● Task input:
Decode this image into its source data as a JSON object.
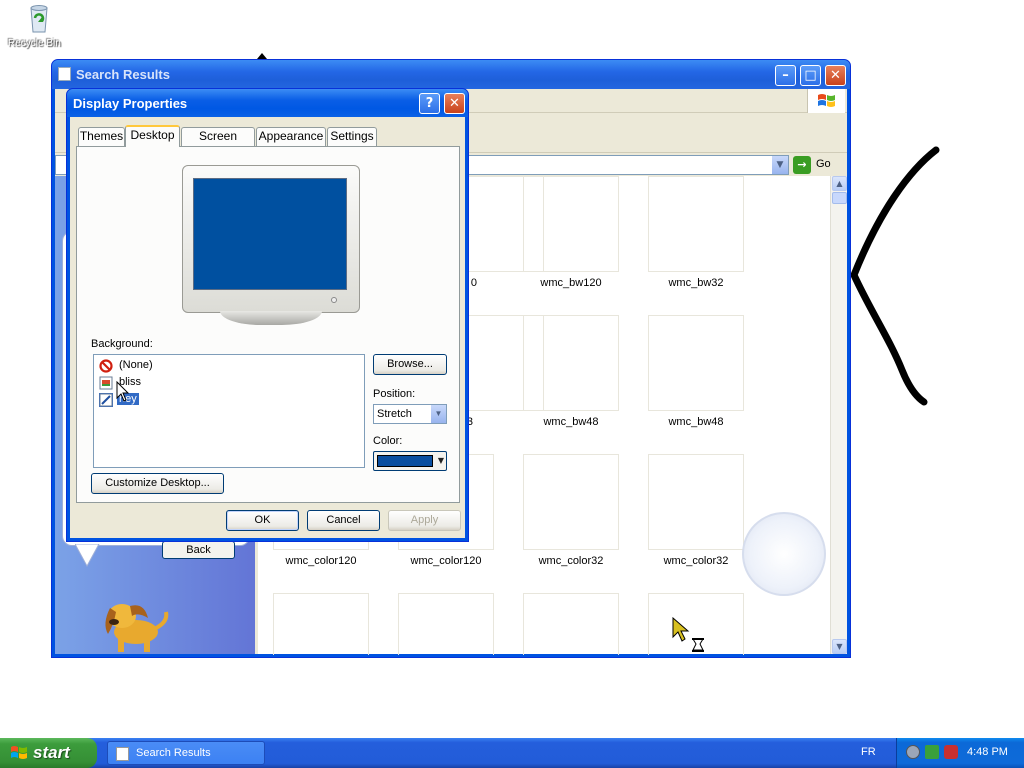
{
  "desktop": {
    "recycle_bin_label": "Recycle Bin"
  },
  "search_window": {
    "title": "Search Results",
    "go_label": "Go",
    "back_button": "Back",
    "thumbnails": [
      {
        "label": "0"
      },
      {
        "label": "wmc_bw120"
      },
      {
        "label": "wmc_bw32"
      },
      {
        "label": "3"
      },
      {
        "label": "wmc_bw48"
      },
      {
        "label": "wmc_bw48"
      },
      {
        "label": "wmc_color120"
      },
      {
        "label": "wmc_color120"
      },
      {
        "label": "wmc_color32"
      },
      {
        "label": "wmc_color32"
      }
    ]
  },
  "display_properties": {
    "title": "Display Properties",
    "tabs": [
      "Themes",
      "Desktop",
      "Screen Saver",
      "Appearance",
      "Settings"
    ],
    "active_tab": "Desktop",
    "background_label": "Background:",
    "backgrounds": [
      {
        "name": "(None)",
        "icon": "none-icon"
      },
      {
        "name": "bliss",
        "icon": "image-icon"
      },
      {
        "name": "hey",
        "icon": "drawing-icon",
        "selected": true
      }
    ],
    "browse_button": "Browse...",
    "position_label": "Position:",
    "position_value": "Stretch",
    "color_label": "Color:",
    "color_value": "#0a4fa0",
    "customize_button": "Customize Desktop...",
    "ok_button": "OK",
    "cancel_button": "Cancel",
    "apply_button": "Apply",
    "help_glyph": "?",
    "close_glyph": "✕"
  },
  "taskbar": {
    "start_label": "start",
    "task_label": "Search Results",
    "language": "FR",
    "clock": "4:48 PM"
  },
  "colors": {
    "titlebar_blue": "#0058e4",
    "desktop_preview": "#0050a0",
    "start_green": "#3c9c3c"
  }
}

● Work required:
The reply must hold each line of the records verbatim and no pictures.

● Your solution:
Decode this image into its source data as a JSON object.
{
  "desktop": {
    "recycle_bin_label": "Recycle Bin"
  },
  "search_window": {
    "title": "Search Results",
    "go_label": "Go",
    "back_button": "Back",
    "thumbnails": [
      {
        "label": "0"
      },
      {
        "label": "wmc_bw120"
      },
      {
        "label": "wmc_bw32"
      },
      {
        "label": "3"
      },
      {
        "label": "wmc_bw48"
      },
      {
        "label": "wmc_bw48"
      },
      {
        "label": "wmc_color120"
      },
      {
        "label": "wmc_color120"
      },
      {
        "label": "wmc_color32"
      },
      {
        "label": "wmc_color32"
      }
    ]
  },
  "display_properties": {
    "title": "Display Properties",
    "tabs": [
      "Themes",
      "Desktop",
      "Screen Saver",
      "Appearance",
      "Settings"
    ],
    "active_tab": "Desktop",
    "background_label": "Background:",
    "backgrounds": [
      {
        "name": "(None)",
        "icon": "none-icon"
      },
      {
        "name": "bliss",
        "icon": "image-icon"
      },
      {
        "name": "hey",
        "icon": "drawing-icon",
        "selected": true
      }
    ],
    "browse_button": "Browse...",
    "position_label": "Position:",
    "position_value": "Stretch",
    "color_label": "Color:",
    "color_value": "#0a4fa0",
    "customize_button": "Customize Desktop...",
    "ok_button": "OK",
    "cancel_button": "Cancel",
    "apply_button": "Apply",
    "help_glyph": "?",
    "close_glyph": "✕"
  },
  "taskbar": {
    "start_label": "start",
    "task_label": "Search Results",
    "language": "FR",
    "clock": "4:48 PM"
  },
  "colors": {
    "titlebar_blue": "#0058e4",
    "desktop_preview": "#0050a0",
    "start_green": "#3c9c3c"
  }
}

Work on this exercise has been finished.